[What needs to be done]
Tally the lines in the data below in which the word "title" occurs, then give only the total.

*** Data for the task ***

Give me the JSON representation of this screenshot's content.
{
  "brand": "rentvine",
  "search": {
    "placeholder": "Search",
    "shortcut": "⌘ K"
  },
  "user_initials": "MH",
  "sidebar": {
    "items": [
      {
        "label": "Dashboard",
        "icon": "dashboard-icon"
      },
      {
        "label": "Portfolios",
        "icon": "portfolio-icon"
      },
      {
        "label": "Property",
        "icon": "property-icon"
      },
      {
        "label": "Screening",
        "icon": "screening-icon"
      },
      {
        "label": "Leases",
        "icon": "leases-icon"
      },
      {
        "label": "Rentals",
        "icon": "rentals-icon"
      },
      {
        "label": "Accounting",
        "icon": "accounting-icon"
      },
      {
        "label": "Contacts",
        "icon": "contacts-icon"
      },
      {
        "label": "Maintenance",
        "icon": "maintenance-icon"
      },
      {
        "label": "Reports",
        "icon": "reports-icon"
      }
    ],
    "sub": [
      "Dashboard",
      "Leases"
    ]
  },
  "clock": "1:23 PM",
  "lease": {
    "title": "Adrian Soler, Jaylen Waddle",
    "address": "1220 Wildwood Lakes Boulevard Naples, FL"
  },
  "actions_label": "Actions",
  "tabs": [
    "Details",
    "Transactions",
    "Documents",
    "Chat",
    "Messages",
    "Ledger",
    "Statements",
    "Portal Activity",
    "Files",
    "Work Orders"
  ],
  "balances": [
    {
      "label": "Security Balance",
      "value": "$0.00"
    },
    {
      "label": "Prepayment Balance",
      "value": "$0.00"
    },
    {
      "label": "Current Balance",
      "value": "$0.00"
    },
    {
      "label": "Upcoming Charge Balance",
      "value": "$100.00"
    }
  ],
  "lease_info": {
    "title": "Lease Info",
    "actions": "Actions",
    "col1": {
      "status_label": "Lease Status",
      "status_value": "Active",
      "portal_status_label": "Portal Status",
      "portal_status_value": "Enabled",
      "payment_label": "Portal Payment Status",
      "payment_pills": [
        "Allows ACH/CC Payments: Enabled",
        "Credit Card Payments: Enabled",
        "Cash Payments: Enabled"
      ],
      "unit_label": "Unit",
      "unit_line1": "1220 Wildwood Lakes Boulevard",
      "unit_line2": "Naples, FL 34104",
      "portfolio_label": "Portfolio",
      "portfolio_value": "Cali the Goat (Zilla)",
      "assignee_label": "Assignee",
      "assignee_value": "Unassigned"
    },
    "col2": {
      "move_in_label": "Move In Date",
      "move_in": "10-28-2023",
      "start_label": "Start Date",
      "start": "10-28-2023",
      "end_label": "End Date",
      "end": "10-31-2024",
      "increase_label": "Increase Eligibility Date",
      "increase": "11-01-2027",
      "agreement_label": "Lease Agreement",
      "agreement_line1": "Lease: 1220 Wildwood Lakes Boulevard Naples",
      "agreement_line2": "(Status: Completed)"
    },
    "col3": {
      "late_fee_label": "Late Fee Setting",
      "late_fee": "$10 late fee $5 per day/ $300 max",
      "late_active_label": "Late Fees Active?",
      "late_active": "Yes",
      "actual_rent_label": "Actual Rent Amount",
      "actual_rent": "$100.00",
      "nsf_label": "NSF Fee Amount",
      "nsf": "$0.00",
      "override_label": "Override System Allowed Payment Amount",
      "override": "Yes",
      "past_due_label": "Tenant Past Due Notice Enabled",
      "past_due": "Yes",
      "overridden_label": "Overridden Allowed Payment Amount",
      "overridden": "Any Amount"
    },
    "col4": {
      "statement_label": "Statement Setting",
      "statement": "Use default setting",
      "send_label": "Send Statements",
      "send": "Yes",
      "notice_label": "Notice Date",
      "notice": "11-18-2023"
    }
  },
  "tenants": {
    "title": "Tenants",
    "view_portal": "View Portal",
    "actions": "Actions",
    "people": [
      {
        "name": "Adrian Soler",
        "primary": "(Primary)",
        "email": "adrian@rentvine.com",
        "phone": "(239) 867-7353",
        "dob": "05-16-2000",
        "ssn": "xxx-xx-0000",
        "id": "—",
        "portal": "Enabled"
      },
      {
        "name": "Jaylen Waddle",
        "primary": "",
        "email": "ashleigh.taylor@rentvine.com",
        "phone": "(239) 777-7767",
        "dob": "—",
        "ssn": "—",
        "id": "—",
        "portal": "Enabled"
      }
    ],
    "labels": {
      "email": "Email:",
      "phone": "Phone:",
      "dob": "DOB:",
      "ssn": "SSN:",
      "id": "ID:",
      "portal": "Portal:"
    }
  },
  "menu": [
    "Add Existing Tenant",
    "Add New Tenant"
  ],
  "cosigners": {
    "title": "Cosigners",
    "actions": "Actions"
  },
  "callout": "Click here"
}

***

[Exercise answer]
4